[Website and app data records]

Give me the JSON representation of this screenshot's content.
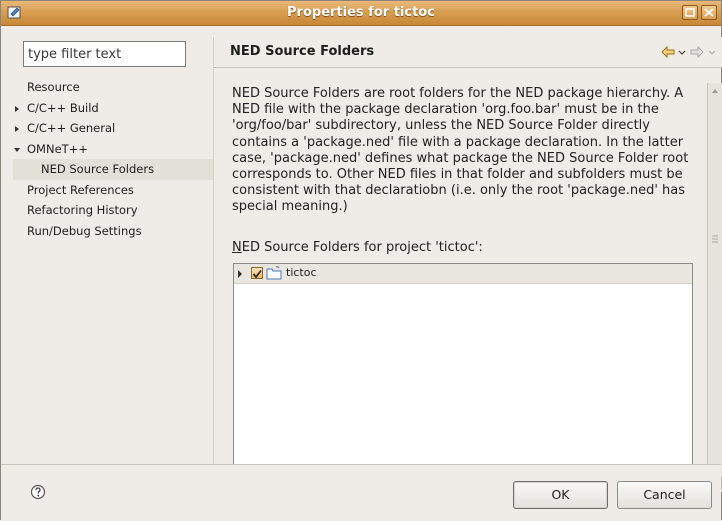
{
  "window": {
    "title": "Properties for tictoc"
  },
  "filter": {
    "placeholder": "type filter text",
    "value": "type filter text"
  },
  "sidebar": {
    "items": [
      {
        "label": "Resource",
        "arrow": "none"
      },
      {
        "label": "C/C++ Build",
        "arrow": "collapsed"
      },
      {
        "label": "C/C++ General",
        "arrow": "collapsed"
      },
      {
        "label": "OMNeT++",
        "arrow": "expanded"
      },
      {
        "label": "NED Source Folders",
        "arrow": "none",
        "child": true,
        "selected": true
      },
      {
        "label": "Project References",
        "arrow": "none"
      },
      {
        "label": "Refactoring History",
        "arrow": "none"
      },
      {
        "label": "Run/Debug Settings",
        "arrow": "none"
      }
    ]
  },
  "page": {
    "title": "NED Source Folders",
    "description": "NED Source Folders are root folders for the NED package hierarchy. A NED file with the package declaration 'org.foo.bar' must be in the 'org/foo/bar' subdirectory, unless the NED Source Folder directly contains a 'package.ned' file with a package declaration. In the latter case, 'package.ned' defines what package the NED Source Folder root corresponds to. Other NED files in that folder and subfolders must be consistent with that declaratiobn (i.e. only the root 'package.ned' has special meaning.)",
    "list_label_mnemonic": "N",
    "list_label_rest": "ED Source Folders for project 'tictoc':",
    "folders": [
      {
        "label": "tictoc",
        "checked": true
      }
    ]
  },
  "buttons": {
    "ok": "OK",
    "cancel": "Cancel"
  },
  "colors": {
    "titlebar": "#d59a4a",
    "selection": "#e3dfd9",
    "accent": "#f2b86c"
  }
}
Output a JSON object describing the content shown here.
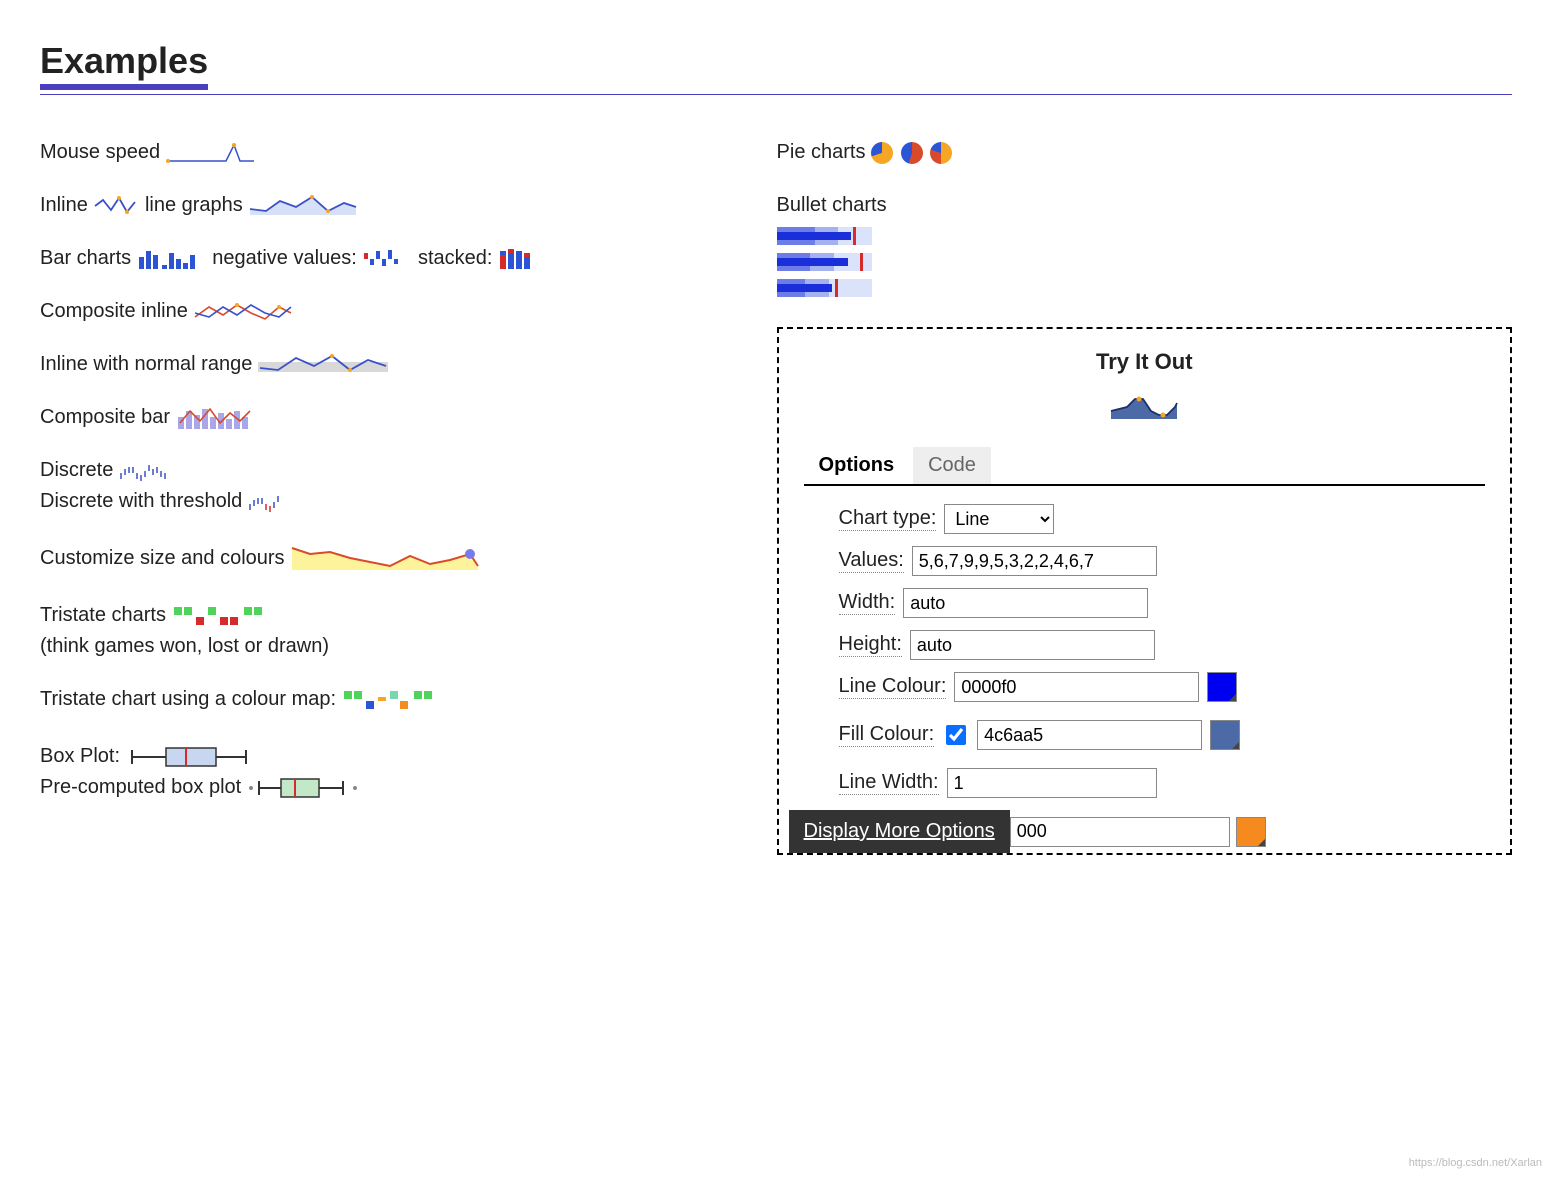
{
  "header": {
    "title": "Examples"
  },
  "left": {
    "mouse_speed": "Mouse speed",
    "inline1": "Inline",
    "inline2": "line graphs",
    "bar1": "Bar charts",
    "bar_neg": "negative values:",
    "bar_stacked": "stacked:",
    "composite_inline": "Composite inline",
    "inline_normal": "Inline with normal range",
    "composite_bar": "Composite bar",
    "discrete": "Discrete",
    "discrete_thresh": "Discrete with threshold",
    "customize": "Customize size and colours",
    "tristate": "Tristate charts",
    "tristate_hint": "(think games won, lost or drawn)",
    "tristate_colormap": "Tristate chart using a colour map:",
    "boxplot": "Box Plot:",
    "pre_box": "Pre-computed box plot"
  },
  "right": {
    "pie_label": "Pie charts",
    "bullet_label": "Bullet charts"
  },
  "tryit": {
    "title": "Try It Out",
    "tabs": {
      "options": "Options",
      "code": "Code"
    },
    "form": {
      "chart_type_label": "Chart type:",
      "chart_type_value": "Line",
      "values_label": "Values:",
      "values_value": "5,6,7,9,9,5,3,2,2,4,6,7",
      "width_label": "Width:",
      "width_value": "auto",
      "height_label": "Height:",
      "height_value": "auto",
      "line_colour_label": "Line Colour:",
      "line_colour_value": "0000f0",
      "line_colour_hex": "#0000f0",
      "fill_colour_label": "Fill Colour:",
      "fill_colour_checked": true,
      "fill_colour_value": "4c6aa5",
      "fill_colour_hex": "#4c6aa5",
      "line_width_label": "Line Width:",
      "line_width_value": "1",
      "display_more": "Display More Options",
      "partial_value": "000",
      "partial_swatch_hex": "#f58a1f"
    }
  },
  "chart_data": [
    {
      "type": "line",
      "name": "mouse_speed",
      "values": [
        0,
        0,
        0,
        0,
        0,
        0,
        0,
        8,
        2,
        0
      ]
    },
    {
      "type": "line",
      "name": "inline_line_a",
      "values": [
        5,
        6,
        3,
        9,
        2,
        8,
        4
      ]
    },
    {
      "type": "line",
      "name": "inline_line_b_filled",
      "values": [
        4,
        6,
        7,
        5,
        9,
        3,
        8,
        6
      ],
      "fill": "#c9d8f3"
    },
    {
      "type": "bar",
      "name": "bar_pos",
      "values": [
        4,
        7,
        5,
        9,
        2,
        5,
        3,
        8,
        6
      ]
    },
    {
      "type": "bar",
      "name": "bar_neg",
      "values": [
        2,
        -3,
        4,
        -2,
        3,
        -4,
        2
      ]
    },
    {
      "type": "bar",
      "name": "bar_stacked",
      "series": [
        {
          "name": "a",
          "values": [
            3,
            5,
            4,
            6
          ]
        },
        {
          "name": "b",
          "values": [
            2,
            3,
            2,
            4
          ]
        }
      ]
    },
    {
      "type": "line",
      "name": "composite_inline",
      "series": [
        {
          "name": "red",
          "values": [
            4,
            7,
            5,
            9,
            6,
            3,
            8,
            5
          ]
        },
        {
          "name": "blue",
          "values": [
            3,
            5,
            7,
            4,
            8,
            6,
            5,
            9
          ]
        }
      ]
    },
    {
      "type": "line",
      "name": "normal_range",
      "values": [
        5,
        7,
        8,
        6,
        9,
        7,
        6,
        8
      ],
      "normal_band": true
    },
    {
      "type": "bar",
      "name": "composite_bar",
      "values": [
        4,
        7,
        6,
        9,
        5,
        8,
        4,
        7,
        5
      ],
      "overlay_line": [
        3,
        8,
        4,
        9,
        3,
        7,
        5,
        6,
        8
      ]
    },
    {
      "type": "line",
      "name": "discrete",
      "values": [
        4,
        6,
        7,
        7,
        4,
        3,
        2,
        1,
        4,
        5,
        6,
        7,
        6,
        5,
        3,
        2
      ]
    },
    {
      "type": "line",
      "name": "discrete_threshold",
      "values": [
        4,
        6,
        7,
        7,
        4,
        3,
        2,
        1,
        4
      ],
      "threshold": 5
    },
    {
      "type": "line",
      "name": "custom_size",
      "values": [
        9,
        7,
        8,
        6,
        5,
        4,
        3,
        6,
        4,
        5,
        7,
        4,
        3
      ]
    },
    {
      "type": "bar",
      "name": "tristate",
      "values": [
        1,
        1,
        -1,
        1,
        -1,
        -1,
        1,
        1
      ]
    },
    {
      "type": "bar",
      "name": "tristate_colormap",
      "values": [
        1,
        1,
        -1,
        0,
        1,
        -1,
        1,
        1
      ]
    },
    {
      "type": "table",
      "name": "boxplot",
      "values": {
        "lw": 10,
        "q1": 25,
        "med": 40,
        "q3": 60,
        "uw": 90
      }
    },
    {
      "type": "table",
      "name": "pre_boxplot",
      "values": {
        "lw": 15,
        "q1": 30,
        "med": 45,
        "q3": 55,
        "uw": 80
      }
    },
    {
      "type": "pie",
      "name": "pie1",
      "values": [
        70,
        30
      ],
      "colors": [
        "#f5a623",
        "#2b55d4"
      ]
    },
    {
      "type": "pie",
      "name": "pie2",
      "values": [
        55,
        45
      ],
      "colors": [
        "#d94a2b",
        "#2b55d4"
      ]
    },
    {
      "type": "pie",
      "name": "pie3",
      "values": [
        50,
        30,
        20
      ],
      "colors": [
        "#f5a623",
        "#d94a2b",
        "#2b55d4"
      ]
    },
    {
      "type": "table",
      "name": "bullet1",
      "values": {
        "range_dark": 40,
        "range_mid": 65,
        "measure": 78,
        "target": 80
      }
    },
    {
      "type": "table",
      "name": "bullet2",
      "values": {
        "range_dark": 35,
        "range_mid": 60,
        "measure": 75,
        "target": 88
      }
    },
    {
      "type": "table",
      "name": "bullet3",
      "values": {
        "range_dark": 30,
        "range_mid": 55,
        "measure": 58,
        "target": 62
      }
    },
    {
      "type": "area",
      "name": "tryit_preview",
      "values": [
        5,
        6,
        7,
        9,
        9,
        5,
        3,
        2,
        2,
        4,
        6,
        7
      ],
      "line": "#2d4a8a",
      "fill": "#4c6aa5"
    }
  ],
  "watermark": "https://blog.csdn.net/Xarlan"
}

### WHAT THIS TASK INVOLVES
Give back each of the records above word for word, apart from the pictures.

### SOLUTION TO THIS PROBLEM
Give me the JSON representation of this screenshot's content.
{
  "window": {
    "title": "Properties for tictoc"
  },
  "filter": {
    "placeholder": "type filter text",
    "value": "type filter text"
  },
  "sidebar": {
    "items": [
      {
        "label": "Resource",
        "arrow": "none"
      },
      {
        "label": "C/C++ Build",
        "arrow": "collapsed"
      },
      {
        "label": "C/C++ General",
        "arrow": "collapsed"
      },
      {
        "label": "OMNeT++",
        "arrow": "expanded"
      },
      {
        "label": "NED Source Folders",
        "arrow": "none",
        "child": true,
        "selected": true
      },
      {
        "label": "Project References",
        "arrow": "none"
      },
      {
        "label": "Refactoring History",
        "arrow": "none"
      },
      {
        "label": "Run/Debug Settings",
        "arrow": "none"
      }
    ]
  },
  "page": {
    "title": "NED Source Folders",
    "description": "NED Source Folders are root folders for the NED package hierarchy. A NED file with the package declaration 'org.foo.bar' must be in the 'org/foo/bar' subdirectory, unless the NED Source Folder directly contains a 'package.ned' file with a package declaration. In the latter case, 'package.ned' defines what package the NED Source Folder root corresponds to. Other NED files in that folder and subfolders must be consistent with that declaratiobn (i.e. only the root 'package.ned' has special meaning.)",
    "list_label_mnemonic": "N",
    "list_label_rest": "ED Source Folders for project 'tictoc':",
    "folders": [
      {
        "label": "tictoc",
        "checked": true
      }
    ]
  },
  "buttons": {
    "ok": "OK",
    "cancel": "Cancel"
  },
  "colors": {
    "titlebar": "#d59a4a",
    "selection": "#e3dfd9",
    "accent": "#f2b86c"
  }
}
Output a JSON object describing the content shown here.
{
  "header": {
    "title": "Examples"
  },
  "left": {
    "mouse_speed": "Mouse speed",
    "inline1": "Inline",
    "inline2": "line graphs",
    "bar1": "Bar charts",
    "bar_neg": "negative values:",
    "bar_stacked": "stacked:",
    "composite_inline": "Composite inline",
    "inline_normal": "Inline with normal range",
    "composite_bar": "Composite bar",
    "discrete": "Discrete",
    "discrete_thresh": "Discrete with threshold",
    "customize": "Customize size and colours",
    "tristate": "Tristate charts",
    "tristate_hint": "(think games won, lost or drawn)",
    "tristate_colormap": "Tristate chart using a colour map:",
    "boxplot": "Box Plot:",
    "pre_box": "Pre-computed box plot"
  },
  "right": {
    "pie_label": "Pie charts",
    "bullet_label": "Bullet charts"
  },
  "tryit": {
    "title": "Try It Out",
    "tabs": {
      "options": "Options",
      "code": "Code"
    },
    "form": {
      "chart_type_label": "Chart type:",
      "chart_type_value": "Line",
      "values_label": "Values:",
      "values_value": "5,6,7,9,9,5,3,2,2,4,6,7",
      "width_label": "Width:",
      "width_value": "auto",
      "height_label": "Height:",
      "height_value": "auto",
      "line_colour_label": "Line Colour:",
      "line_colour_value": "0000f0",
      "line_colour_hex": "#0000f0",
      "fill_colour_label": "Fill Colour:",
      "fill_colour_checked": true,
      "fill_colour_value": "4c6aa5",
      "fill_colour_hex": "#4c6aa5",
      "line_width_label": "Line Width:",
      "line_width_value": "1",
      "display_more": "Display More Options",
      "partial_value": "000",
      "partial_swatch_hex": "#f58a1f"
    }
  },
  "chart_data": [
    {
      "type": "line",
      "name": "mouse_speed",
      "values": [
        0,
        0,
        0,
        0,
        0,
        0,
        0,
        8,
        2,
        0
      ]
    },
    {
      "type": "line",
      "name": "inline_line_a",
      "values": [
        5,
        6,
        3,
        9,
        2,
        8,
        4
      ]
    },
    {
      "type": "line",
      "name": "inline_line_b_filled",
      "values": [
        4,
        6,
        7,
        5,
        9,
        3,
        8,
        6
      ],
      "fill": "#c9d8f3"
    },
    {
      "type": "bar",
      "name": "bar_pos",
      "values": [
        4,
        7,
        5,
        9,
        2,
        5,
        3,
        8,
        6
      ]
    },
    {
      "type": "bar",
      "name": "bar_neg",
      "values": [
        2,
        -3,
        4,
        -2,
        3,
        -4,
        2
      ]
    },
    {
      "type": "bar",
      "name": "bar_stacked",
      "series": [
        {
          "name": "a",
          "values": [
            3,
            5,
            4,
            6
          ]
        },
        {
          "name": "b",
          "values": [
            2,
            3,
            2,
            4
          ]
        }
      ]
    },
    {
      "type": "line",
      "name": "composite_inline",
      "series": [
        {
          "name": "red",
          "values": [
            4,
            7,
            5,
            9,
            6,
            3,
            8,
            5
          ]
        },
        {
          "name": "blue",
          "values": [
            3,
            5,
            7,
            4,
            8,
            6,
            5,
            9
          ]
        }
      ]
    },
    {
      "type": "line",
      "name": "normal_range",
      "values": [
        5,
        7,
        8,
        6,
        9,
        7,
        6,
        8
      ],
      "normal_band": true
    },
    {
      "type": "bar",
      "name": "composite_bar",
      "values": [
        4,
        7,
        6,
        9,
        5,
        8,
        4,
        7,
        5
      ],
      "overlay_line": [
        3,
        8,
        4,
        9,
        3,
        7,
        5,
        6,
        8
      ]
    },
    {
      "type": "line",
      "name": "discrete",
      "values": [
        4,
        6,
        7,
        7,
        4,
        3,
        2,
        1,
        4,
        5,
        6,
        7,
        6,
        5,
        3,
        2
      ]
    },
    {
      "type": "line",
      "name": "discrete_threshold",
      "values": [
        4,
        6,
        7,
        7,
        4,
        3,
        2,
        1,
        4
      ],
      "threshold": 5
    },
    {
      "type": "line",
      "name": "custom_size",
      "values": [
        9,
        7,
        8,
        6,
        5,
        4,
        3,
        6,
        4,
        5,
        7,
        4,
        3
      ]
    },
    {
      "type": "bar",
      "name": "tristate",
      "values": [
        1,
        1,
        -1,
        1,
        -1,
        -1,
        1,
        1
      ]
    },
    {
      "type": "bar",
      "name": "tristate_colormap",
      "values": [
        1,
        1,
        -1,
        0,
        1,
        -1,
        1,
        1
      ]
    },
    {
      "type": "table",
      "name": "boxplot",
      "values": {
        "lw": 10,
        "q1": 25,
        "med": 40,
        "q3": 60,
        "uw": 90
      }
    },
    {
      "type": "table",
      "name": "pre_boxplot",
      "values": {
        "lw": 15,
        "q1": 30,
        "med": 45,
        "q3": 55,
        "uw": 80
      }
    },
    {
      "type": "pie",
      "name": "pie1",
      "values": [
        70,
        30
      ],
      "colors": [
        "#f5a623",
        "#2b55d4"
      ]
    },
    {
      "type": "pie",
      "name": "pie2",
      "values": [
        55,
        45
      ],
      "colors": [
        "#d94a2b",
        "#2b55d4"
      ]
    },
    {
      "type": "pie",
      "name": "pie3",
      "values": [
        50,
        30,
        20
      ],
      "colors": [
        "#f5a623",
        "#d94a2b",
        "#2b55d4"
      ]
    },
    {
      "type": "table",
      "name": "bullet1",
      "values": {
        "range_dark": 40,
        "range_mid": 65,
        "measure": 78,
        "target": 80
      }
    },
    {
      "type": "table",
      "name": "bullet2",
      "values": {
        "range_dark": 35,
        "range_mid": 60,
        "measure": 75,
        "target": 88
      }
    },
    {
      "type": "table",
      "name": "bullet3",
      "values": {
        "range_dark": 30,
        "range_mid": 55,
        "measure": 58,
        "target": 62
      }
    },
    {
      "type": "area",
      "name": "tryit_preview",
      "values": [
        5,
        6,
        7,
        9,
        9,
        5,
        3,
        2,
        2,
        4,
        6,
        7
      ],
      "line": "#2d4a8a",
      "fill": "#4c6aa5"
    }
  ],
  "watermark": "https://blog.csdn.net/Xarlan"
}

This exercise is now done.